**Working data**
=-=-=

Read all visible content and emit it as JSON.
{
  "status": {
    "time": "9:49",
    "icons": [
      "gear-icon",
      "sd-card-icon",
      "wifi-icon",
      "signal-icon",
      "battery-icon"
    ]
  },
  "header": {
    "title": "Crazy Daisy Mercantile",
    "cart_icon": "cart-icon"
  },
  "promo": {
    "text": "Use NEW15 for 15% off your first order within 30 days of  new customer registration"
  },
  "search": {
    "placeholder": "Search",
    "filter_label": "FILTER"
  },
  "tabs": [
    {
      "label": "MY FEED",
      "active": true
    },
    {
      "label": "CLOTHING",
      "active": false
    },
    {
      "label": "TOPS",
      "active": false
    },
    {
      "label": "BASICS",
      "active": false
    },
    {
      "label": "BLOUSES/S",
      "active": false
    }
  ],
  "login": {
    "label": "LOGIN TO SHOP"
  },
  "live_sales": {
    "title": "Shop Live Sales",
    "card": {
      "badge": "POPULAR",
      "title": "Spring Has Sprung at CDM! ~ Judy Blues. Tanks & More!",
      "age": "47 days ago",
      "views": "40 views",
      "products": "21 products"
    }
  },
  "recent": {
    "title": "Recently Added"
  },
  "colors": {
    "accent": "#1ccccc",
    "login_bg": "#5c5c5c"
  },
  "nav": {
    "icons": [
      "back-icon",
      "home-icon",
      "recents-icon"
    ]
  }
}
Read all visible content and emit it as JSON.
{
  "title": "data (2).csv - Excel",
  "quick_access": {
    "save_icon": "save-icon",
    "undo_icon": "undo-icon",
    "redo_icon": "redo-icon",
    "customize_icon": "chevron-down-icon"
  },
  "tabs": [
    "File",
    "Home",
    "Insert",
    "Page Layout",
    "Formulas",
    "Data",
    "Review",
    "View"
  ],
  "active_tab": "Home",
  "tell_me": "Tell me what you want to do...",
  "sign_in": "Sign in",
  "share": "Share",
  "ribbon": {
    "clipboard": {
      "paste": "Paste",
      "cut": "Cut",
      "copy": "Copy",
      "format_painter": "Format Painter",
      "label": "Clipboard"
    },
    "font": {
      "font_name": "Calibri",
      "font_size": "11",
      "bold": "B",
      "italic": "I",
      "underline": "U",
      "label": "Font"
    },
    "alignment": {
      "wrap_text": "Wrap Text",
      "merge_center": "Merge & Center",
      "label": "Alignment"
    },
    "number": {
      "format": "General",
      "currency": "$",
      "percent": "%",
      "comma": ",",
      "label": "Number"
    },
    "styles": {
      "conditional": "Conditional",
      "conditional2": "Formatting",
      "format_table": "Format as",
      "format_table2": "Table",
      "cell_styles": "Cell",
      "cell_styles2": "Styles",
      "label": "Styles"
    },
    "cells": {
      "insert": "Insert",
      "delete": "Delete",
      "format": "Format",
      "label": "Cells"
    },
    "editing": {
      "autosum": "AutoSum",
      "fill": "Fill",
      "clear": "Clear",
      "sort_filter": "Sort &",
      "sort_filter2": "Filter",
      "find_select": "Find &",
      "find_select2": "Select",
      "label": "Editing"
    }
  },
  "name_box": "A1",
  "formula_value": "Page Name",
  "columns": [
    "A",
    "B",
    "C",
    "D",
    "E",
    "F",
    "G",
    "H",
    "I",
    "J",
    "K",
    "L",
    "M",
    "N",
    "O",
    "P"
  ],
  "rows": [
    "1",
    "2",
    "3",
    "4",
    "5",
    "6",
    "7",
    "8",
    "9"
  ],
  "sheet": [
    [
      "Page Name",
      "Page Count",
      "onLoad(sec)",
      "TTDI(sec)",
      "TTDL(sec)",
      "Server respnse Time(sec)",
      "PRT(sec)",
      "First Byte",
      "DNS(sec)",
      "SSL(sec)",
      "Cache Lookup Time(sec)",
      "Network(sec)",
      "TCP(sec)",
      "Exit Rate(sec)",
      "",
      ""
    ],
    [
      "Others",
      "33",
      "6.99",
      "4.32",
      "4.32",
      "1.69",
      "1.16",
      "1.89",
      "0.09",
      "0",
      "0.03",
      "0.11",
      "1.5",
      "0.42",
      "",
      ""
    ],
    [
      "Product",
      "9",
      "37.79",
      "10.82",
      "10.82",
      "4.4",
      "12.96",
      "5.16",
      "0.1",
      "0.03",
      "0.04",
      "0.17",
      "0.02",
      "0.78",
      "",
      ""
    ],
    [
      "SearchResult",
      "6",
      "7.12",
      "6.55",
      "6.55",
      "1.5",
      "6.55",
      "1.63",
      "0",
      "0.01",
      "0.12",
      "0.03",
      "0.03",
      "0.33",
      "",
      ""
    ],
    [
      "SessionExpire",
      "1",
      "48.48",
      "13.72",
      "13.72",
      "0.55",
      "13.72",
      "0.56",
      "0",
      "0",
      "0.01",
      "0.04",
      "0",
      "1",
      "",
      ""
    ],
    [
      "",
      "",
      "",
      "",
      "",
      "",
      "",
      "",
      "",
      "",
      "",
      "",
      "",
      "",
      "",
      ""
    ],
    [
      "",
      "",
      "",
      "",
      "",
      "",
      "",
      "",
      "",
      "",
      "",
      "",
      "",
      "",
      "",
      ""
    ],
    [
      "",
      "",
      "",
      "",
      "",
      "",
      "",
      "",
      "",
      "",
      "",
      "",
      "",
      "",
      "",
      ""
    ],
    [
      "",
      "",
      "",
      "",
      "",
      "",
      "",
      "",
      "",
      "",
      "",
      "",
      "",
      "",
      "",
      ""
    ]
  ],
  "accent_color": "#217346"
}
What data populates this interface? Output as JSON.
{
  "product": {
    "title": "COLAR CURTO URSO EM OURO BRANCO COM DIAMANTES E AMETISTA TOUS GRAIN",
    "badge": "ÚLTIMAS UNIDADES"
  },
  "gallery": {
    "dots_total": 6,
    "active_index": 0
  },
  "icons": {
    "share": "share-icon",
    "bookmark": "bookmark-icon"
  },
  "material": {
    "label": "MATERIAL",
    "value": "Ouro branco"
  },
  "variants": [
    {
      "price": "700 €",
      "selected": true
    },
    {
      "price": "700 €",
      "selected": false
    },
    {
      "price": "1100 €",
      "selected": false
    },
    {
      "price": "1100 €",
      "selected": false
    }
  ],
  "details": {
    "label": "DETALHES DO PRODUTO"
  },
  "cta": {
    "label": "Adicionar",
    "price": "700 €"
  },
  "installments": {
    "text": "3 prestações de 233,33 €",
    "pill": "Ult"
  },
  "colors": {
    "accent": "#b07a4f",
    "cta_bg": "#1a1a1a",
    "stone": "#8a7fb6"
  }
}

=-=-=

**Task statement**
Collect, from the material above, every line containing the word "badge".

**Completed exercise**
      "badge": "POPULAR",
    "badge": "ÚLTIMAS UNIDADES"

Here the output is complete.